The first five and a half months of fiscal 2015 have seen fifteen contracts for $198,188, although at least one agency, the FCC, appears not to have renewed a $50,000 fiscal 2014 contract in 2015.
Although not all of the records found under Capitol News Service explicitly name "Politico Pro" in their descriptions, the primary categories used for the contracts strongly suggest the premium Pro service is the subject of most, if not all of them. Most contracts are categorized as Web-Based Subscription, Newspapers and Periodicals, and Support- Administrative: Library. (Two additional contracts are clearly mis-classified as ADP Software; the descriptions of both include "Politico Pro.")
In addition to the $49,862 contract with the FCC, the other two top dollar 2014 contracts were with the Department of Energy ($61,496) and the Treasury Department ($60,000). Although the larger contracts do not include a breakdown on the number of users permitted under the subscriptions, some of the smaller ones give some details. A $4,995 contract for 2015 with the Executive Office of the President, for example, is for five users for 12 months, while a $2,495 contract for 2015 with the Federal Energy Regulatory Commission is for "five additional licenses required for incoming commissioner."
During her press appearance today, Hillary Clinton acknowledged that about 60,000 emails, including sent and received, went through her home email server that she used during her tenure as secretary of state. About half of those, she said, were work related. UPI reports:
Hillary Clinton will be holding a press availability today at the United Nations in New York City. But all members of the press won't be able to attend. Only those who requested credentials 24 hours before the event (or about 18 hours before news of the availability leaked out) will be credentialed.
MSNBC's Alex Seitz-Wald reported on the arrangement just now on MNSBC:
President Obama, Michelle Obama, and Malia Obama are dining at the home of CNN executive Virginia Moseley tonight, according to the White House pool report. Moseley's husband is Thomas Nides, a former (and probably future) aide to former Secretary of State Hillary Clinton.

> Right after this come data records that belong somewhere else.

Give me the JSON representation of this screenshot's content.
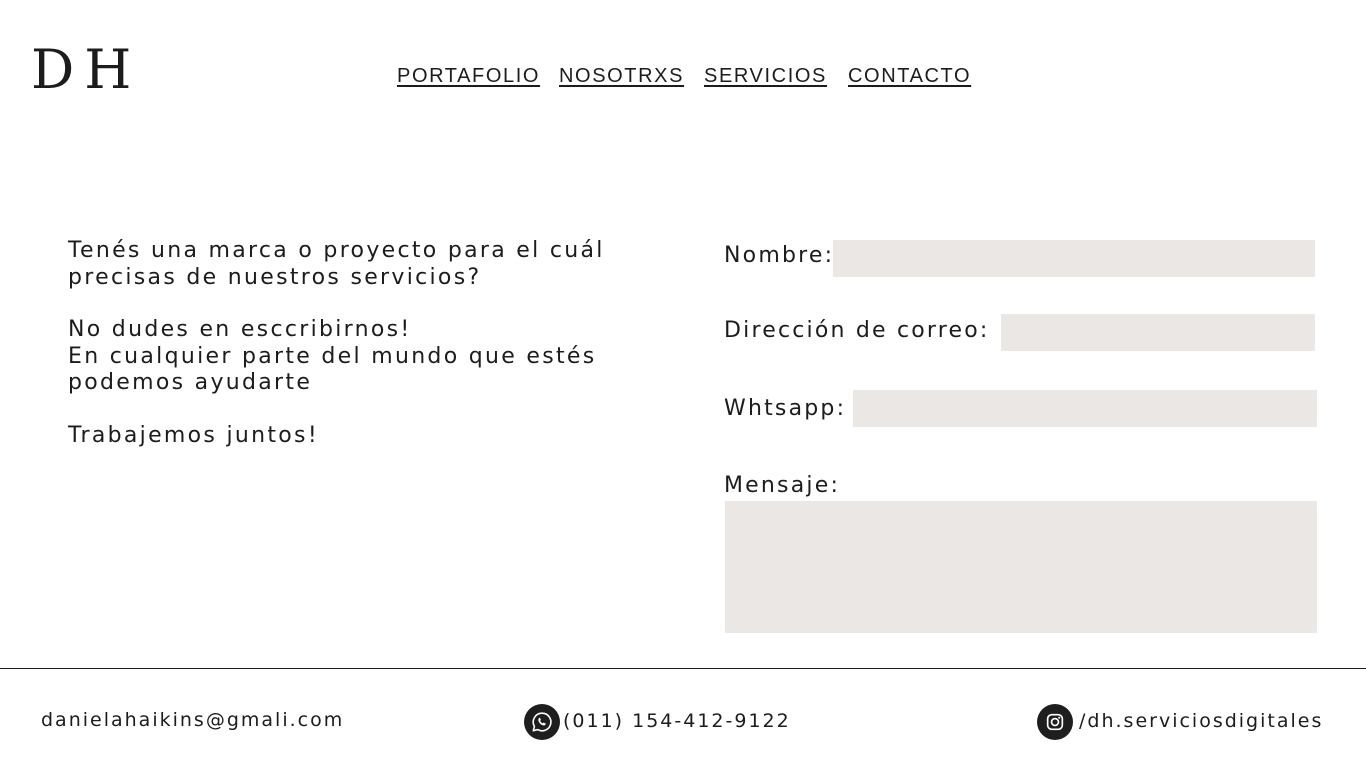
{
  "header": {
    "logo": "DH",
    "nav": {
      "portafolio": "PORTAFOLIO",
      "nosotrxs": "NOSOTRXS",
      "servicios": "SERVICIOS",
      "contacto": "CONTACTO"
    }
  },
  "intro": {
    "line1": "Tenés una marca o proyecto para el cuál",
    "line2": "precisas de nuestros servicios?",
    "line3": "No dudes en esccribirnos!",
    "line4": "En cualquier parte del mundo que estés",
    "line5": "podemos ayudarte",
    "line6": "Trabajemos juntos!"
  },
  "form": {
    "nombre_label": "Nombre:",
    "correo_label": "Dirección de correo:",
    "whatsapp_label": "Whtsapp:",
    "mensaje_label": "Mensaje:",
    "field_color": "#ebe7e4"
  },
  "footer": {
    "email": "danielahaikins@gmali.com",
    "phone": "(011) 154-412-9122",
    "instagram": "/dh.serviciosdigitales",
    "phone_icon": "whatsapp-icon",
    "social_icon": "instagram-icon"
  }
}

Last night at a Democratic fundraiser in Chicago, President Obama mentioned that there are some "unpaid bills" on his desk in Chicago--which he left when moved to the White House after winning the presidential election in 2008. Here's what he said: